Mark 15:1-20; 1 Kings 10; Hosea 11:12-12:14
One of the “perks” of being president is the ability to issue pardons to people convicted of crimes, or, even, those who MAY have committed a crime. President Ford pardoned former President Nixon so that the nation wouldn’t be embroiled forever in the Watergate controversy. The basic idea of a presidential pardon is to restore rights and privileges to a reformed criminal that they lost due to a felony conviction, including the right to vote. Some presidents have been very judicious in the use of their pardons, others have pardoned thousands of people. In some cases, the pardons seem to have been used to reward political allies and the pardons themselves, while perfectly legal, created a firestorm of criticism.
A pardon may ignite questions regarding the politics involved. At other times, the lack of a pardon for someone may leave us scratching our heads. This isn’t a modern-day phenomenon, though. Roman governors could issue pardons and it was apparently a custom for the governor over Israel to issue one pardon during the time of Passover. As Jesus was brought to Pilate for trial, some asked that Pilate exercise his pardon. Pilate thought that was an easy way to get out of this mess he was in with Jesus. Knowing Jesus was innocent of the types of charges being brought against him, he offered Jesus as a possible candidate for a pardon. “’Do you want me to release to you the king of the Jews?’ asked Pilate, knowing it was out of self-interest that the chief priests had handed Jesus over to him.” (Mark 15: 9-10)
We know the rest of the story. If you don’t, go ahead and check out the Bible reading because there are spoilers ahead. Pilate’s attempt to get out of his Jesus problem failed. The people, under the leadership of the Pharisees, cried out for Barabbas to be released. Jesus was on trial for being an insurrectionist, and no one died; Barabbas was being held as an insurrectionist with a group where murders had happened. Maybe he was just part of the group and proclaimed his innocence in any actual murder case, but for some reason, on this day, he became the cause celebré, and the crowd called for him to be released and for Jesus to be crucified. How fickle crowds are. Five days earlier, He was the Messiah and on this day, they called for His crucifixion. Perhaps the final irony in this passage is that Pilate knew that the chief priests had handed Jesus over to him out of self-interest. Pilate, meanwhile, succumbed to their demands from his own self-interest knowing that the Jews would riot if he refused to crucify Jesus.
There are a lot of interesting lessons in this story, but the contrast between those acting in their own self-interest versus Jesus acting in our interests is what strikes me the most. The chief priests, Pharisees, and other religious leaders wanted Jesus taken out because of their fear that the Romans would crush them if people acted on their belief in Jesus as Messiah.
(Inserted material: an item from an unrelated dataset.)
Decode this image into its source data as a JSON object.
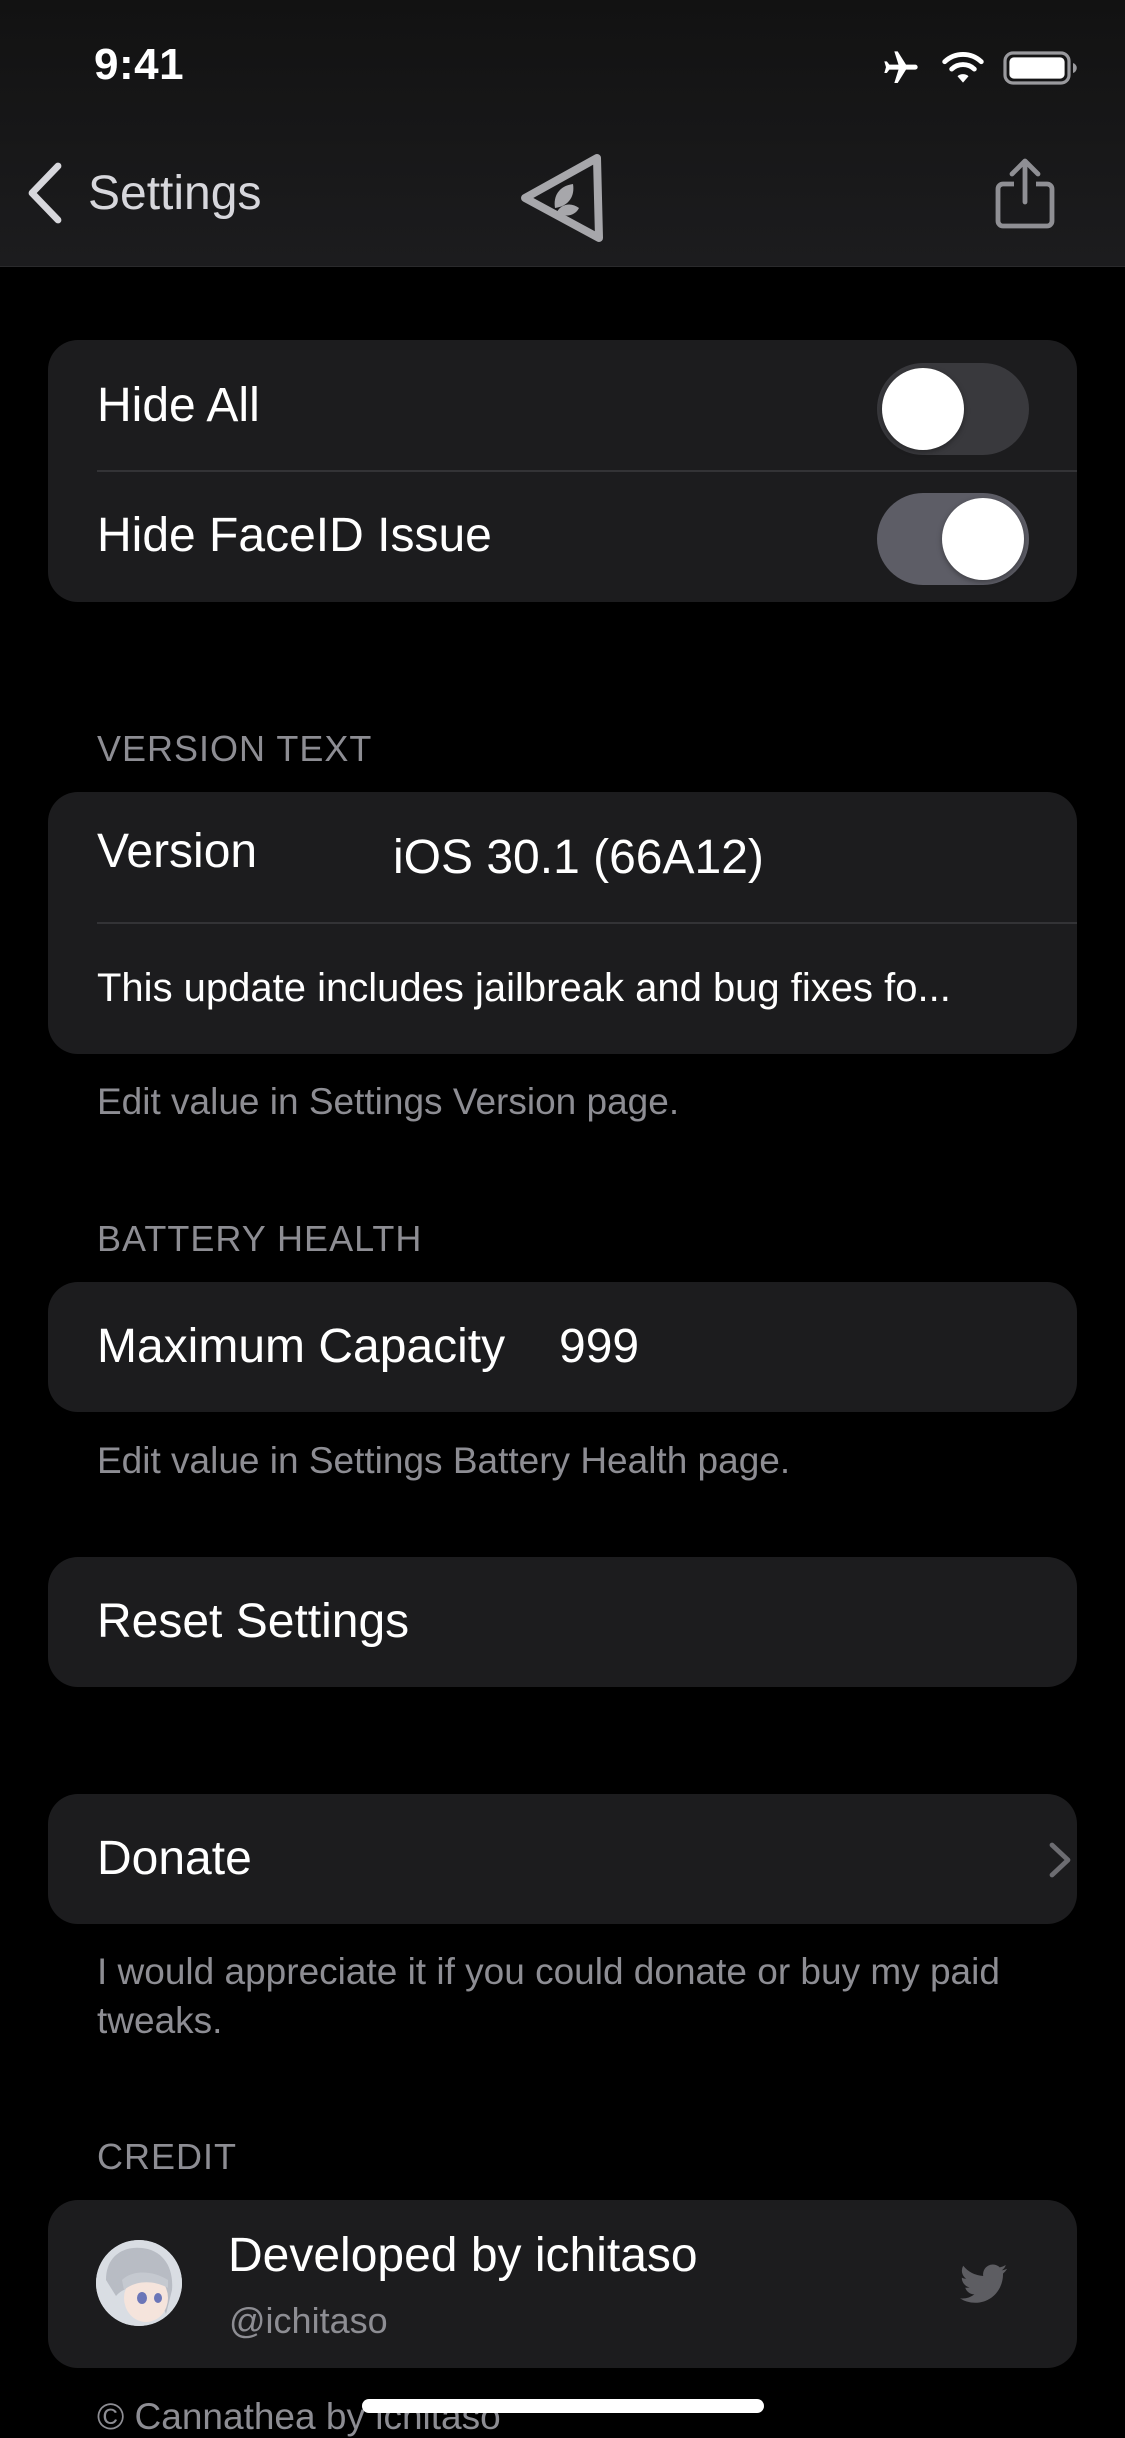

Pilate tried to hold onto his position of power. Jesus knowingly went to the cross to pay the penalty for sin so that we could have a relationship with God. It was through the sacrifice of Jesus that we received mercy and grace from God. As followers of Jesus, we are called to act in the interests of others, not our own self-interests. Do we take care of our needs? Yes, usually. But we should be willing to sacrifice anything and everything so that others can experience the forgiveness and love of God. We should be willing to make those sacrifices, and search for ways to make them because when we became followers of Christ, God gave us His nature. Sacrificing our own self-interests for the good of others is in the nature of God. So, start practicing today. Find one way that you can look out for the interests of others instead of indulging your own self-interest.
Lord, remind me that You gave us everything when You sacrificed Yourself on the cross. Make me willing to give anything and everything up to bring others to know You.